My rating: 2 of 5 stars
Blurbs. You gotta love ‘em. Or not. In the case of The Wife Between Us, most of its blurbs appear to have been dashed off by other writers based upon limited knowledge of what’s actually going on in this book. Famous novelists are constantly hit up for this sort of thing; must be a pain. Anyhow, The Wife Between Us is a generic novel piggy-backing on the success of the original blockbuster, Gone Girl. Perhaps had I read Wife before Gone, I’d have experienced it differently.
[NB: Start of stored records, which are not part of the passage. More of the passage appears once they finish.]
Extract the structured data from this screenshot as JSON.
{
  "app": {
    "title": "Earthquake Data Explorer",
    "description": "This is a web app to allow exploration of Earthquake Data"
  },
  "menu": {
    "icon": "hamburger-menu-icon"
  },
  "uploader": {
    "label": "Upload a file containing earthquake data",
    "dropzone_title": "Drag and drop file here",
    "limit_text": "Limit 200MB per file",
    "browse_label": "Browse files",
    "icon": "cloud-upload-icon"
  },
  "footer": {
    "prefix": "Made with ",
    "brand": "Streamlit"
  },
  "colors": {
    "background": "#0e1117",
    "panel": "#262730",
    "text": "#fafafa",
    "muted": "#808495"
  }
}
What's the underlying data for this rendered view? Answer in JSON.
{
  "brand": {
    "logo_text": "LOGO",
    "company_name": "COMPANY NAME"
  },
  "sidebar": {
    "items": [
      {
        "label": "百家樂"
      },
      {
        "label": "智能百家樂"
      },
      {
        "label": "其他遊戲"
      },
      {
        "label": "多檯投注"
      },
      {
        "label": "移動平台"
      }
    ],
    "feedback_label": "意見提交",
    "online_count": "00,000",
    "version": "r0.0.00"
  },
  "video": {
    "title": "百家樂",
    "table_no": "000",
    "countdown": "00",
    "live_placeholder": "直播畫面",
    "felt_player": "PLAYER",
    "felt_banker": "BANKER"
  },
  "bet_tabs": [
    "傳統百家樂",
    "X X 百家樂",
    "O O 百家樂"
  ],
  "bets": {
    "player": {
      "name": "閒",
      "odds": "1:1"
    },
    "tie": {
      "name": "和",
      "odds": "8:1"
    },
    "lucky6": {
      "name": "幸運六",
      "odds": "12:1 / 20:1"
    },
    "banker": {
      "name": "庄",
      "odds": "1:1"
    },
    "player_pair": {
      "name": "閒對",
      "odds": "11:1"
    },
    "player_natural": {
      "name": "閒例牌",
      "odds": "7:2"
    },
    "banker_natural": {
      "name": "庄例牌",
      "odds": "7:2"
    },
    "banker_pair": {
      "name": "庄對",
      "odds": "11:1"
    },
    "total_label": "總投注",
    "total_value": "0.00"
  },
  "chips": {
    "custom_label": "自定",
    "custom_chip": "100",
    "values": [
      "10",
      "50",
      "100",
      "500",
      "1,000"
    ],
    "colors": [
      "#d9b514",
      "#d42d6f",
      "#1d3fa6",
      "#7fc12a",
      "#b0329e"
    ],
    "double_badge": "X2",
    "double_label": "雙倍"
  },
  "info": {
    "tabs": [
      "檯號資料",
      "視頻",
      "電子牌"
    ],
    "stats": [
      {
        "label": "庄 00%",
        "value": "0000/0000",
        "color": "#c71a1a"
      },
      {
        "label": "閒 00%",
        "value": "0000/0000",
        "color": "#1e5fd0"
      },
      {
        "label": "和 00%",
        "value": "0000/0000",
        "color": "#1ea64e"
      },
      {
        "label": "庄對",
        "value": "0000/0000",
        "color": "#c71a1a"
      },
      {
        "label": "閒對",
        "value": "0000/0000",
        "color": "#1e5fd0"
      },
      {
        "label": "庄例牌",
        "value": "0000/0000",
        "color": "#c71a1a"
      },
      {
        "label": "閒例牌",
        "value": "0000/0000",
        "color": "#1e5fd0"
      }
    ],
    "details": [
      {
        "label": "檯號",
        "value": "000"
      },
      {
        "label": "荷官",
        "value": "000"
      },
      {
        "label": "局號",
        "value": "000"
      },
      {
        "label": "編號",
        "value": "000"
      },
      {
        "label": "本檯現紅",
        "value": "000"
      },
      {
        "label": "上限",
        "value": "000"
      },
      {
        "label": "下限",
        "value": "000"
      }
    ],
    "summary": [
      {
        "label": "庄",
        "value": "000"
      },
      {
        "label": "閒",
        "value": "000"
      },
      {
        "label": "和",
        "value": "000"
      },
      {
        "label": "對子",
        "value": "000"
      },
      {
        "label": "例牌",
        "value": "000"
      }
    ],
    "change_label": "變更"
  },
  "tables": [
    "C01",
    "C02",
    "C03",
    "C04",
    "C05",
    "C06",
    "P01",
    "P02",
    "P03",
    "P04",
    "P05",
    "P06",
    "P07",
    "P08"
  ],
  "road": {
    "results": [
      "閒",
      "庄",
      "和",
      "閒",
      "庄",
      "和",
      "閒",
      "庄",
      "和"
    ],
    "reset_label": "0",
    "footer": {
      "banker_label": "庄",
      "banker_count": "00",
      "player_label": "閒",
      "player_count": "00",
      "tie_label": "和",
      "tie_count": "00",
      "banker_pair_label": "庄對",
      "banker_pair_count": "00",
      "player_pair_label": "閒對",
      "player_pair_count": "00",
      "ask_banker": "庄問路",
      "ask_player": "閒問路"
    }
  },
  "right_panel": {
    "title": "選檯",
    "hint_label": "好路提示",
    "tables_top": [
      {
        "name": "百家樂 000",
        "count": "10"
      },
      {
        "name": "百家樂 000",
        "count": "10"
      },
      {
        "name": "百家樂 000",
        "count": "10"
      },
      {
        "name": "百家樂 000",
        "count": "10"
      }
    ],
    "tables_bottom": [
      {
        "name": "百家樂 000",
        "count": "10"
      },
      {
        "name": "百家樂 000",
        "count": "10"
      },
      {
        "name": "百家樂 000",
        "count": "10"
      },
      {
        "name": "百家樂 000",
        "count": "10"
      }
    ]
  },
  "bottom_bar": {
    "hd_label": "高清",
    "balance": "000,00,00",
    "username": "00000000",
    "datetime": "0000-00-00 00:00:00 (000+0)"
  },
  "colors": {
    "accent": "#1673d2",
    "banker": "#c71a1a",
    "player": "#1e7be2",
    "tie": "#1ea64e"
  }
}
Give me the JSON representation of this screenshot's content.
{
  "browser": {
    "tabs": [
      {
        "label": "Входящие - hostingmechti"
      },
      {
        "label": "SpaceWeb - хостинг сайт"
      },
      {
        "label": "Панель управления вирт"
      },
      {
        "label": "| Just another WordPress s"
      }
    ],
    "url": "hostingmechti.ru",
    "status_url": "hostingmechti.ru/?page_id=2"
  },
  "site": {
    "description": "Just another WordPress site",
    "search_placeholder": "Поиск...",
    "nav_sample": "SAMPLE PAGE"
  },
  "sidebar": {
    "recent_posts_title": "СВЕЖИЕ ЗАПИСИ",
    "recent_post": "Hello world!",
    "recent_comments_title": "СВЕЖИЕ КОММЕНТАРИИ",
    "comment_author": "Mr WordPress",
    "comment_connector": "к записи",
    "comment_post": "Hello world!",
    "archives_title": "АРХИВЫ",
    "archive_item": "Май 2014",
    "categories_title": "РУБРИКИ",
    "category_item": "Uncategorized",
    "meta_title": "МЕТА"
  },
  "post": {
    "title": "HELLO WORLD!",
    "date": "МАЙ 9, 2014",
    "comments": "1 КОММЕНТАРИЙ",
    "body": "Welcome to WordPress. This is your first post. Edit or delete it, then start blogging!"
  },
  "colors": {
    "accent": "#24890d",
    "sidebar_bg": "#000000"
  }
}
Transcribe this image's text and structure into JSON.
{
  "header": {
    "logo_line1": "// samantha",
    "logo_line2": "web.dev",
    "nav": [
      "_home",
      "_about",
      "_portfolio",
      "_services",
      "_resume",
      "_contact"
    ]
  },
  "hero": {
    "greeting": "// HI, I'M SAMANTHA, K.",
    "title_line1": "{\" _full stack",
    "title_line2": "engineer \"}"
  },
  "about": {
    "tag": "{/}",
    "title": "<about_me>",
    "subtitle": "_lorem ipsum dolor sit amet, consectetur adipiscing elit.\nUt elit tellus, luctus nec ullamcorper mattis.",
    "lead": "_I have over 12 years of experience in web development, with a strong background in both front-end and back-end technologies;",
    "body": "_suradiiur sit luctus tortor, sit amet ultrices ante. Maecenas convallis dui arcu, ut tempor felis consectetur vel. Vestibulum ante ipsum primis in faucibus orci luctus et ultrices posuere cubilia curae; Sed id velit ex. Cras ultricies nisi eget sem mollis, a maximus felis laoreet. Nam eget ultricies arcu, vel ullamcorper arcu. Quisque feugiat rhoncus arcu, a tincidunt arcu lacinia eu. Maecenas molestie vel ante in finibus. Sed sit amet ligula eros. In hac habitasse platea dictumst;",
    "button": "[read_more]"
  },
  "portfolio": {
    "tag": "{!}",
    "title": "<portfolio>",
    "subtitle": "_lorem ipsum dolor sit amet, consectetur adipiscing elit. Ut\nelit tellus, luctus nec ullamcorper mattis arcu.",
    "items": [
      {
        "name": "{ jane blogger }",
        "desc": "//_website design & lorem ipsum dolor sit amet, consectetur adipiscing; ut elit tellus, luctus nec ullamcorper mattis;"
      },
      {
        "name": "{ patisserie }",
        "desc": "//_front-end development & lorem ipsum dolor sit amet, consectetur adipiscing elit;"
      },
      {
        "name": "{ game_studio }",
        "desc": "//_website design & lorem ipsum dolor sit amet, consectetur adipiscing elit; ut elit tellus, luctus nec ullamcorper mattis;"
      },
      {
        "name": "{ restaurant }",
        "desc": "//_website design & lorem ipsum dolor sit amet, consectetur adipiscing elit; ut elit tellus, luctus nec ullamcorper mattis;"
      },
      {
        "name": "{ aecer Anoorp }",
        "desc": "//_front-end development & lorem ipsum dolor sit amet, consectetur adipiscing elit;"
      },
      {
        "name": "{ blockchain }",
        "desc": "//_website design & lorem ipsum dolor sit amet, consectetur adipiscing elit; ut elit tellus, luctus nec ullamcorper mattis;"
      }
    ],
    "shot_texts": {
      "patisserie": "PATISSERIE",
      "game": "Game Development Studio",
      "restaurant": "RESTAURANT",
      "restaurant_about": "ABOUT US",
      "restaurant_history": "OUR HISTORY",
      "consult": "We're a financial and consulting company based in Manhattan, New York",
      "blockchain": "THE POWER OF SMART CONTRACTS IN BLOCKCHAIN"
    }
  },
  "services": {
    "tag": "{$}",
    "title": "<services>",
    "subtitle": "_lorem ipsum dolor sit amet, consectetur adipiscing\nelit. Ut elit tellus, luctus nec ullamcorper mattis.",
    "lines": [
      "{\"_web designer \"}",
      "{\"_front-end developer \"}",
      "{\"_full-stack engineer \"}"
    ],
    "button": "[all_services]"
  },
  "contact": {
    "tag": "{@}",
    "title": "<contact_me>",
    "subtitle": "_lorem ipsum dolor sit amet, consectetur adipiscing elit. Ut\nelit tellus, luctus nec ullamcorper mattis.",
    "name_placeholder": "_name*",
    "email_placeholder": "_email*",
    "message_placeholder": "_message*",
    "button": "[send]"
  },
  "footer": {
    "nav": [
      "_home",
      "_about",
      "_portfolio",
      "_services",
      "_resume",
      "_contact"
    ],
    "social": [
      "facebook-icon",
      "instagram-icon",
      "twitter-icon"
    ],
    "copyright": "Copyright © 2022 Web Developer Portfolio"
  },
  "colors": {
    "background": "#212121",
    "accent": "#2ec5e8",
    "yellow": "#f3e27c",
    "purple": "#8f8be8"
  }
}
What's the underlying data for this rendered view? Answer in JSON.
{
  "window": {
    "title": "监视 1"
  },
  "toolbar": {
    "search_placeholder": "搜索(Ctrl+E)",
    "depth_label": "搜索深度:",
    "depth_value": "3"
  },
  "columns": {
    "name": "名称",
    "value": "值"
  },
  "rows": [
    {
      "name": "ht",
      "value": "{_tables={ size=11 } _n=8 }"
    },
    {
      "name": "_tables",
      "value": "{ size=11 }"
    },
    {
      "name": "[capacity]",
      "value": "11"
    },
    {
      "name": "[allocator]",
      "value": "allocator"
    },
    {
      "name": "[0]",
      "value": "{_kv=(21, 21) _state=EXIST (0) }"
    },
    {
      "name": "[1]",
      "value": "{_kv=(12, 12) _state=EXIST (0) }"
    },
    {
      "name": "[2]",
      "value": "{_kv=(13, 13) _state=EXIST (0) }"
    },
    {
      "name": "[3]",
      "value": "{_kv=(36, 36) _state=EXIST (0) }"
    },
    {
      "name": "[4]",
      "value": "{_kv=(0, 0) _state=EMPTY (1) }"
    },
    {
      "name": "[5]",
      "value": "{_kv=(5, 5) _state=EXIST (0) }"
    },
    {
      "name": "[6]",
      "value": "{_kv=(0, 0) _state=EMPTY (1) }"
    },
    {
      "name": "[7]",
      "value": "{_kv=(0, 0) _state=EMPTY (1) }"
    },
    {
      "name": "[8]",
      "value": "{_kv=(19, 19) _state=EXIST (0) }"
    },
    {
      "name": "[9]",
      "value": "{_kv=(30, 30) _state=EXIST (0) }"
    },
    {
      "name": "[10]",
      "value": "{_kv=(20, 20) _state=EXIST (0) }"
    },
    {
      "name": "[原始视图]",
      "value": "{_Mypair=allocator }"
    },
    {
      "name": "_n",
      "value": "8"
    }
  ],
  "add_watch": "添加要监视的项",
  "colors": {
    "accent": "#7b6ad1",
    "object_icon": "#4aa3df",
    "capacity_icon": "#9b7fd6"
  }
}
Probably not, though, because while the publicity promises “fiendish” thrills, twists, and chills,the narrative generates very little suspense. Curiosity, yes, confusion, yes, twists, yes, but suspense, nada.
On the positive side, the prose is competent and the plot, though not original, and is repetitive in many places, is cohesive. The female characters are relatable, and Richard’s behavior as a narcissist and a bully with a serious personality disorder is spot on, though Vanessa’s friends, and indeed, the reader notice that he has some serious issues long before either his ex or his fiancée. Emma shows more backbone than Vanessa/Nellie does, until the very end, but I didn’t really care for either of them, weak and manipulative as they are in their own right. The Vanessa/Nellie meme fails as a literary device; many reviewers, even some pros, think the fiancée’s name is Nellie, not Emma. (Richard calls Vanessa his “sweet Nellie”, a nickname she abhors yet never asks him to stop.)
All in all, The Wife Between Us cogently depicts a mental illness, a marriage in ruins, and a wife nearly destroyed by it, but it’s no thriller. I’d like to read Hendricks and Pekkanen in some other, less overworked genre.